When I was a kid, summer meant tucking a book under my chin and climbing up the big elm in the front yard. About two-thirds of the way up was my reading spot—a “V” between branches that was cozy enough for me to be able to turn the pages of my latest read without having to hang on.
The old elm tree has been cut down since then, and even if it were still standing, I’m quite certain I wouldn’t fit in my old reading spot. There comes a time, after all, when you’re too old to enter the wardrobe. But even now that I’m a grown-up, when the days get longer and the fireflies signal the start of summer, I make a list of all the books I want to read before September arrives.
If you’re like me, perhaps you’re looking for some summer reads to transport you to another world—whether for your kids or for the kid in you.
Something Old: A Wrinkle in Time by Madeleine L’Engle
This is a book that doesn’t fade with age.

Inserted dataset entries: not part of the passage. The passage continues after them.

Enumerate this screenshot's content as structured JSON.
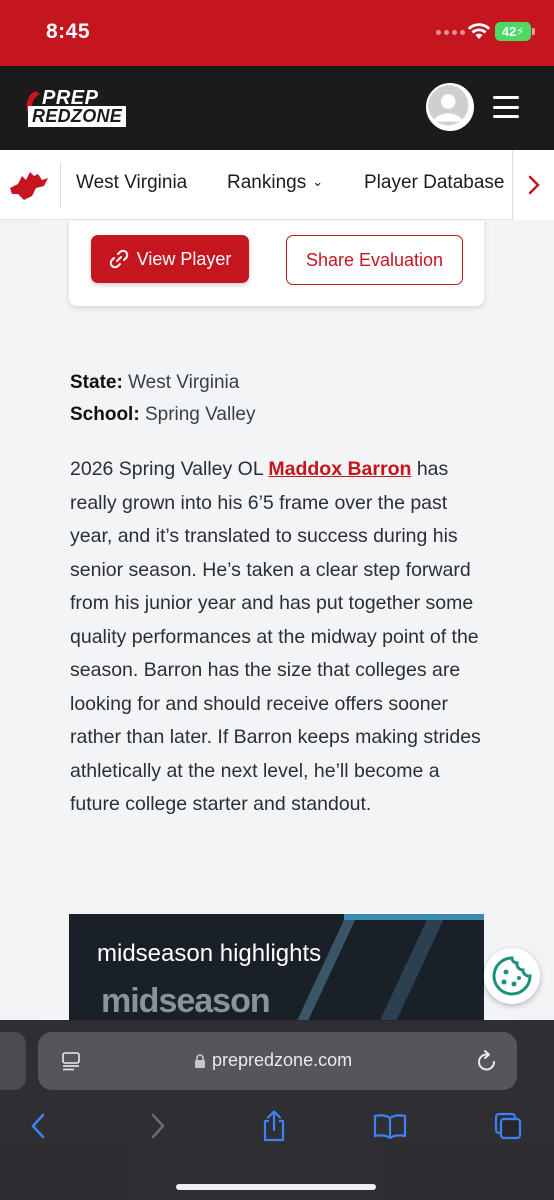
{
  "status": {
    "time": "8:45",
    "battery": "42"
  },
  "brand": {
    "line1": "PREP",
    "line2": "REDZONE"
  },
  "nav": {
    "items": [
      {
        "label": "West Virginia"
      },
      {
        "label": "Rankings"
      },
      {
        "label": "Player Database"
      }
    ]
  },
  "actions": {
    "view_player": "View Player",
    "share": "Share Evaluation"
  },
  "meta": {
    "state_label": "State:",
    "state_value": "West Virginia",
    "school_label": "School:",
    "school_value": "Spring Valley"
  },
  "article": {
    "lead": "2026 Spring Valley OL ",
    "player_name": "Maddox Barron",
    "body": "has really grown into his 6’5 frame over the past year, and it’s translated to success during his senior season. He’s taken a clear step forward from his junior year and has put together some quality performances at the midway point of the season. Barron has the size that colleges are looking for and should receive offers sooner rather than later. If Barron keeps making strides athletically at the next level, he’ll become a future college starter and standout."
  },
  "video": {
    "title": "midseason highlights",
    "overlay_text": "midseason"
  },
  "browser": {
    "url": "prepredzone.com"
  },
  "colors": {
    "brand_red": "#c5151f",
    "header_dark": "#1b1b1b",
    "cookie_teal": "#1f8f7a"
  }
}
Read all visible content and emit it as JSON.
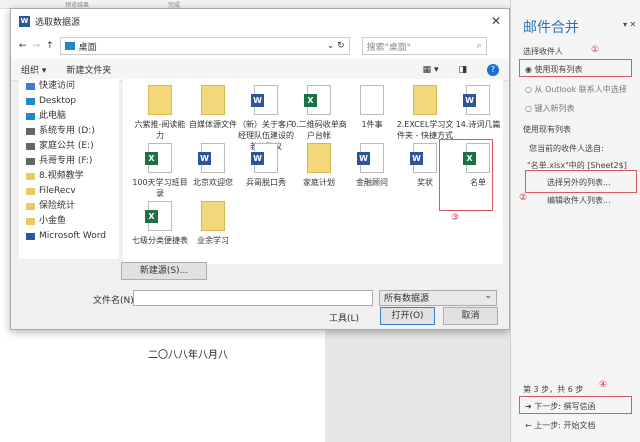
{
  "ribbon": {
    "tab1": "预览结果",
    "tab2": "完成"
  },
  "document": {
    "text": "二〇八八年八月八"
  },
  "dialog": {
    "title": "选取数据源",
    "address": "桌面",
    "search_placeholder": "搜索\"桌面\"",
    "organize": "组织 ▾",
    "new_folder": "新建文件夹",
    "nav": [
      "快速访问",
      "Desktop",
      "此电脑",
      "系统专用 (D:)",
      "家庭公共 (E:)",
      "兵哥专用 (F:)",
      "8.视频教学",
      "FileRecv",
      "保险统计",
      "小金鱼",
      "Microsoft Word"
    ],
    "files": [
      {
        "name": "六紫推-阅读能力",
        "type": "folder"
      },
      {
        "name": "自媒体源文件",
        "type": "folder"
      },
      {
        "name": "（新）关于客户经理队伍建设的若干建议",
        "type": "word"
      },
      {
        "name": "0.二维码收单商户台帐",
        "type": "excel"
      },
      {
        "name": "1件事",
        "type": "text"
      },
      {
        "name": "2.EXCEL学习文件夹 - 快捷方式",
        "type": "folder"
      },
      {
        "name": "14.诗词几篇",
        "type": "word"
      },
      {
        "name": "100天学习班目录",
        "type": "excel"
      },
      {
        "name": "北京欢迎您",
        "type": "word"
      },
      {
        "name": "兵哥脱口秀",
        "type": "word"
      },
      {
        "name": "家庭计划",
        "type": "folder"
      },
      {
        "name": "金融顾问",
        "type": "word"
      },
      {
        "name": "奖状",
        "type": "word"
      },
      {
        "name": "名单",
        "type": "excel"
      },
      {
        "name": "七级分类便捷表",
        "type": "excel"
      },
      {
        "name": "业余学习",
        "type": "pdf"
      }
    ],
    "new_source": "新建源(S)...",
    "filename_label": "文件名(N):",
    "filename_value": "",
    "filter": "所有数据源",
    "tools": "工具(L)",
    "open": "打开(O)",
    "cancel": "取消"
  },
  "pane": {
    "title": "邮件合并",
    "select_recipients": "选择收件人",
    "opt1": "使用现有列表",
    "opt2": "从 Outlook 联系人中选择",
    "opt3": "键入新列表",
    "use_existing": "使用现有列表",
    "current": "您当前的收件人选自:",
    "source": "\"名单.xlsx\"中的 [Sheet2$]",
    "choose_other": "选择另外的列表...",
    "edit_list": "编辑收件人列表...",
    "step": "第 3 步，共 6 步",
    "next": "下一步: 撰写信函",
    "prev": "上一步: 开始文档"
  },
  "annotations": {
    "c1": "①",
    "c2": "②",
    "c3": "③",
    "c4": "④"
  }
}
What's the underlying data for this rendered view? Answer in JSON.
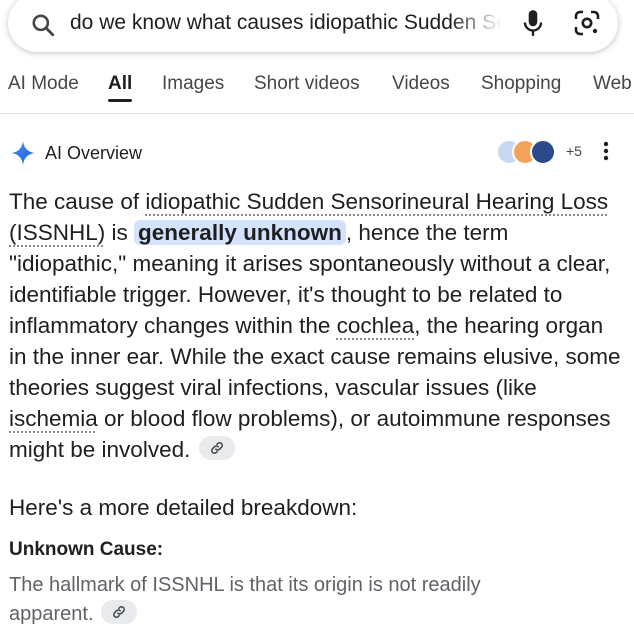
{
  "search": {
    "query": "do we know what causes idiopathic Sudden Sensorineural Hearing Loss"
  },
  "tabs": [
    "AI Mode",
    "All",
    "Images",
    "Short videos",
    "Videos",
    "Shopping",
    "Web"
  ],
  "active_tab": "All",
  "ai_overview": {
    "title": "AI Overview",
    "sources_more": "+5",
    "paragraph": [
      {
        "text": "The cause of "
      },
      {
        "text": "idiopathic Sudden Sensorineural Hearing Loss (ISSNHL)",
        "style": "link"
      },
      {
        "text": " is "
      },
      {
        "text": "generally unknown",
        "style": "highlight"
      },
      {
        "text": ", hence the term \"idiopathic,\" meaning it arises spontaneously without a clear, identifiable trigger. However, it's thought to be related to inflammatory changes within the "
      },
      {
        "text": "cochlea",
        "style": "link"
      },
      {
        "text": ", the hearing organ in the inner ear. While the exact cause remains elusive, some theories suggest viral infections, vascular issues (like "
      },
      {
        "text": "ischemia",
        "style": "link"
      },
      {
        "text": " or blood flow problems), or autoimmune responses might be involved."
      }
    ],
    "breakdown_heading": "Here's a more detailed breakdown:",
    "subheading": "Unknown Cause:",
    "subtext": "The hallmark of ISSNHL is that its origin is not readily apparent."
  },
  "colors": {
    "highlight_bg": "#d3e3fd",
    "chip_bg": "#e8eaed",
    "text_primary": "#1f1f1f",
    "text_secondary": "#5f6368"
  },
  "icons": [
    "search-icon",
    "microphone-icon",
    "google-lens-icon",
    "ai-sparkle-icon",
    "source-avatar-icon",
    "more-vert-icon",
    "link-icon"
  ]
}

It was a favorite from my tree-fort days, and as an adult I continue to peel back the delicious layers of story, as well as the intriguing exploration of space and time. A classic for the whole family.

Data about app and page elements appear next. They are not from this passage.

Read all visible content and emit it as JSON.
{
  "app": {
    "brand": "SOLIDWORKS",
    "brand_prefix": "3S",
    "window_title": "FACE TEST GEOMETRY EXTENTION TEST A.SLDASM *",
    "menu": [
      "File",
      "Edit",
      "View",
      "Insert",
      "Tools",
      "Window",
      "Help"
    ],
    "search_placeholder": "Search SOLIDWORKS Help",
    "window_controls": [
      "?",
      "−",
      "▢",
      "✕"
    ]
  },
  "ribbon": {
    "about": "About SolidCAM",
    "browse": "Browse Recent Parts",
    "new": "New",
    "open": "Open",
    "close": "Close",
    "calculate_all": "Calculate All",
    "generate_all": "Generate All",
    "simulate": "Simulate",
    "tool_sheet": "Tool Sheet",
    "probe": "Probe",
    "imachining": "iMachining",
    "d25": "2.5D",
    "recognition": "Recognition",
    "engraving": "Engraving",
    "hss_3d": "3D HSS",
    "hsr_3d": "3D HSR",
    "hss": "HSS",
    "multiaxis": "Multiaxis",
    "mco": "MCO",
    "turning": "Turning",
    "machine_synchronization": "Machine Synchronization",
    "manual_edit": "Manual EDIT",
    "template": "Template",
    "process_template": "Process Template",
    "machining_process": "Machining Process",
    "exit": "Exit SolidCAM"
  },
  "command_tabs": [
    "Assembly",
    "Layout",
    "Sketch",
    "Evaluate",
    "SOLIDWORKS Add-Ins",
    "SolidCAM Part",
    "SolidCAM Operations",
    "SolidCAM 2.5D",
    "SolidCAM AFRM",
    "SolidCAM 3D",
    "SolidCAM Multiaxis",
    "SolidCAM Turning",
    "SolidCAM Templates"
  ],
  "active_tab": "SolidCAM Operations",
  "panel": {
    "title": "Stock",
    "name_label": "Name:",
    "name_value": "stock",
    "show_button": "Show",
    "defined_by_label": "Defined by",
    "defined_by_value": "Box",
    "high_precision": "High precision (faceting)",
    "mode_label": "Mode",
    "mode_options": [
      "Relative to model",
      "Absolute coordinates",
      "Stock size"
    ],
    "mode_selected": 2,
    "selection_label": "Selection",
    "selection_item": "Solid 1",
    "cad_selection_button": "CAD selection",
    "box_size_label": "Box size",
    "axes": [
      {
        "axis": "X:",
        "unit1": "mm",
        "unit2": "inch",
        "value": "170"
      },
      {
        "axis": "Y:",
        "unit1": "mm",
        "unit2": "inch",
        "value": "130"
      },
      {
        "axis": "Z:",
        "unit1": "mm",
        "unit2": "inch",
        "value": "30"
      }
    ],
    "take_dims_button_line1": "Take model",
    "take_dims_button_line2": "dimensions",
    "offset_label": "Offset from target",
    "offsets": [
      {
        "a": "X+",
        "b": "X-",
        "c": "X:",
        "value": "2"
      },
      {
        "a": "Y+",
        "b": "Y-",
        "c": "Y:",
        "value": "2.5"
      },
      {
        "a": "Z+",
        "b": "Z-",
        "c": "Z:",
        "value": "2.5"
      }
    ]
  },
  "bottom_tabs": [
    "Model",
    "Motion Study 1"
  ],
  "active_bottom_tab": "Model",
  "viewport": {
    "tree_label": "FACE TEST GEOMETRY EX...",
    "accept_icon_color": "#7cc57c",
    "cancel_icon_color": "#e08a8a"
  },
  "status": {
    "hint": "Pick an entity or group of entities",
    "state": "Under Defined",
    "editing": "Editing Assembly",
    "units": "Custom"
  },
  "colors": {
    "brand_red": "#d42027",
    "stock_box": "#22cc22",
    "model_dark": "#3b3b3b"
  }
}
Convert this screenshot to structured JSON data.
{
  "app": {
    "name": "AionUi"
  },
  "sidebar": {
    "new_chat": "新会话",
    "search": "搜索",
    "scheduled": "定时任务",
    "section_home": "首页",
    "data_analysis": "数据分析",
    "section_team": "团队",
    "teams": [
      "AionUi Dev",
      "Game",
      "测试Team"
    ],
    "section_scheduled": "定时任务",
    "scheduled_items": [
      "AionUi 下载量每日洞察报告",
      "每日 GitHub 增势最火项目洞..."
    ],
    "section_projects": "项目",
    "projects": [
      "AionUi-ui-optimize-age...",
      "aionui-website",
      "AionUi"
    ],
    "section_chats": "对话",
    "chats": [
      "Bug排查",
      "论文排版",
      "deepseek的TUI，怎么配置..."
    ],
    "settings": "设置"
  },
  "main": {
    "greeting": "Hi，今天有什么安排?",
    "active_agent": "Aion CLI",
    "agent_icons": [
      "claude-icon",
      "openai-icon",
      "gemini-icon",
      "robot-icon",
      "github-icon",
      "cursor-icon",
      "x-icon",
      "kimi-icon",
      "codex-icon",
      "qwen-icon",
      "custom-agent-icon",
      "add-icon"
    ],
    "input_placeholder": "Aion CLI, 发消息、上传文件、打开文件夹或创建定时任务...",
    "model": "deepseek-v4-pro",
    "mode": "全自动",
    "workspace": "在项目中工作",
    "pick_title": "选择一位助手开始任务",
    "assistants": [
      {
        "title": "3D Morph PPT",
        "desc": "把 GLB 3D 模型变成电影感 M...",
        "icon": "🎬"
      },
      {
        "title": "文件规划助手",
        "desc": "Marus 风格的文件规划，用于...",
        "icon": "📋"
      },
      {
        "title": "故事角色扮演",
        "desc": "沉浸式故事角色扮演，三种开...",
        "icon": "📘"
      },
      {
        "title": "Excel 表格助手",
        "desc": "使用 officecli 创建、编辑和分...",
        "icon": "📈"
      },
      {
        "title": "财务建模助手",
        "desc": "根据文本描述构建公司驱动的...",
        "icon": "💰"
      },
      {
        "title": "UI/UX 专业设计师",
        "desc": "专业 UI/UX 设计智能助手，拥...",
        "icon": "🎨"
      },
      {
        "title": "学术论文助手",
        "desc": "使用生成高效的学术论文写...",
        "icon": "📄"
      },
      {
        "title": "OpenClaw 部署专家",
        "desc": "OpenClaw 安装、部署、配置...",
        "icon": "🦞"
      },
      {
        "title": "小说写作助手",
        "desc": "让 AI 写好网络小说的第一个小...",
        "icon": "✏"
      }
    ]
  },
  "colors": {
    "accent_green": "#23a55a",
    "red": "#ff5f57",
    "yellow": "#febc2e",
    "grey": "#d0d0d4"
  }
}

Something New: The Penderwicks series by Jeanne Birdsall
I’ve heard these books described as “modern classics,” and that seems exactly right. They have all the charm, understated humor, and familial love of Little Women, but in a contemporary setting. You will find yourself cheering for the Penderwick children, laughing with them, and wishing you could join their adventures.
Something Borrowed: The Wednesday Wars by Gary Schmidt

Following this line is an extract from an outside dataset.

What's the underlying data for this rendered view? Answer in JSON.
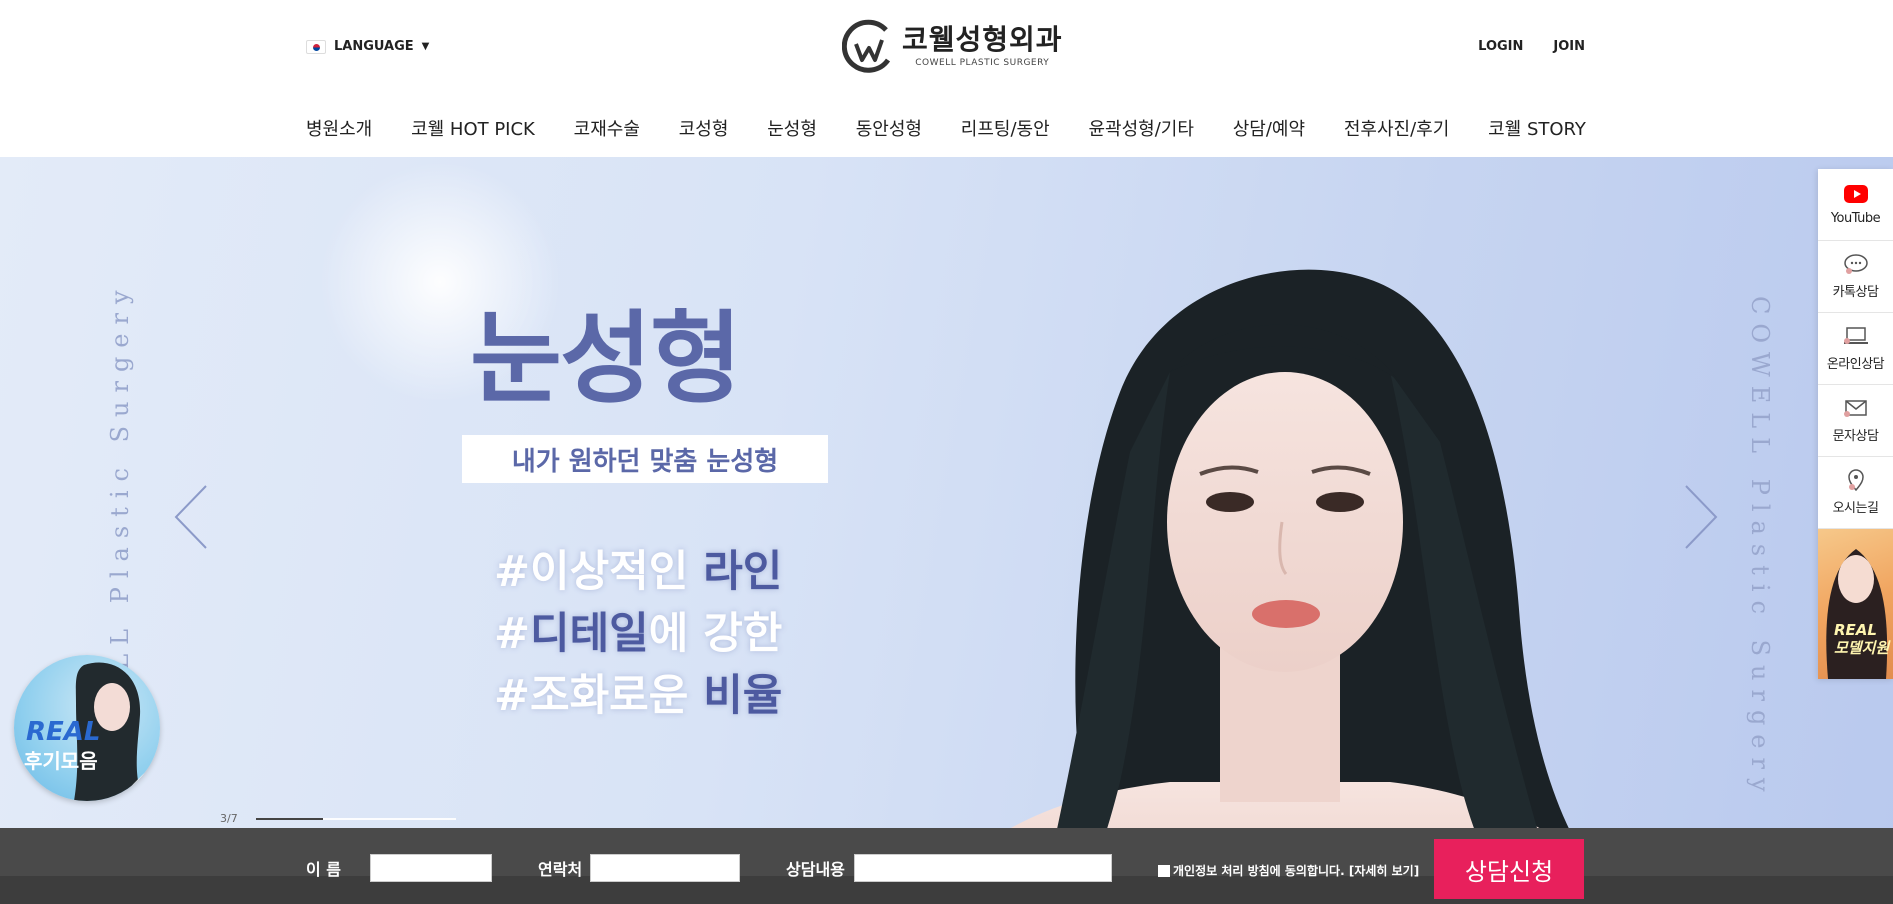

I checked out this audiobook from the library on a whim, and as soon as I finished, I promptly checked out every other Gary Schmidt I could find. This is the story of the trouble-prone yet incurably likable Holling Hoodhood, a seventh grader growing up in the shadow of the Vietnam War. It’s funny and inspiring—often on the same page.
Something Blue: Larger-than-Life Lara by Dandi Daley Mackall
This story is a delight on so many levels. On one level, it’s simply a compelling story, with a protagonist you’re pulling for with every fiber of your being. On another level, it will spark timely and relevant conversations about bullying and true friendship. On top of that, the narrator, Laney, communicates the elements of a story (plot, characters, climax, etc.) as they happen. Finally, it’s an allegory of the most beautiful kind of sacrificial love. I used to be a middle school language arts teacher, and I wish I’d had this book then. I’d have made it required reading for all my students.
Wherever you and your kids find yourselves this summer—on the beach, by a pool, in the air-conditioning, or nestled into your favorite tree—I hope you find some delightful reads to enjoy together.